------ MATERIAL FOR THE TASK

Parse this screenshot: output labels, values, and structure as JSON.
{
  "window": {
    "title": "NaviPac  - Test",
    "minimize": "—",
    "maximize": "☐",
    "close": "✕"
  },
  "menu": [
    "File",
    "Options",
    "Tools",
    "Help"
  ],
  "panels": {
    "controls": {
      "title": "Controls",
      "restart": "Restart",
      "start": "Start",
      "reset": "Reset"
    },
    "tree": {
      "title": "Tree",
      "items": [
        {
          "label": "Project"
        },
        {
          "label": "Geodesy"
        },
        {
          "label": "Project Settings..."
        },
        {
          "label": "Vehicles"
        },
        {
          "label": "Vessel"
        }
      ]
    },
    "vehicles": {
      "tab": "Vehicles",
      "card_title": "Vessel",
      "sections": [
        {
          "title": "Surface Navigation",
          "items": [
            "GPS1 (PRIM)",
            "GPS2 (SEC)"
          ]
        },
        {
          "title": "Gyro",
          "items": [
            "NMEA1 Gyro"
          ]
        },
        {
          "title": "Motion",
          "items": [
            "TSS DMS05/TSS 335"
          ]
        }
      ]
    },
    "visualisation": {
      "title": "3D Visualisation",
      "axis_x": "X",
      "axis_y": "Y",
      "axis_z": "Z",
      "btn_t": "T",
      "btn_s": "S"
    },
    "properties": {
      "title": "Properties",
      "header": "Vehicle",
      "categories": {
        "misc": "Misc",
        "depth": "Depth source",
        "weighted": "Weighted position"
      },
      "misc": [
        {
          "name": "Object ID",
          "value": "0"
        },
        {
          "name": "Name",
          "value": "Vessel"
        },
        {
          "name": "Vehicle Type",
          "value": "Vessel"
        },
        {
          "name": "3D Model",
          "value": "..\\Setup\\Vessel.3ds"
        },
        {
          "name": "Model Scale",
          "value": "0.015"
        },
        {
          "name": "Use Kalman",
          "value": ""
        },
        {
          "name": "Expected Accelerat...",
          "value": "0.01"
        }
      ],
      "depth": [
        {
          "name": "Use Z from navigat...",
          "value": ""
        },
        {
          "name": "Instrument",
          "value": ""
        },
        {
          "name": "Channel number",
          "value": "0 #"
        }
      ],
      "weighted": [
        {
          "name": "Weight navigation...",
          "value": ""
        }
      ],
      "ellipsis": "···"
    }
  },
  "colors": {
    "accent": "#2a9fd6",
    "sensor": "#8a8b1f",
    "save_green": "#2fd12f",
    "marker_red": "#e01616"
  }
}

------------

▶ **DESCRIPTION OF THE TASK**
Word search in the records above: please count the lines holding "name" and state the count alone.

▶ **ANSWER SECTION**
11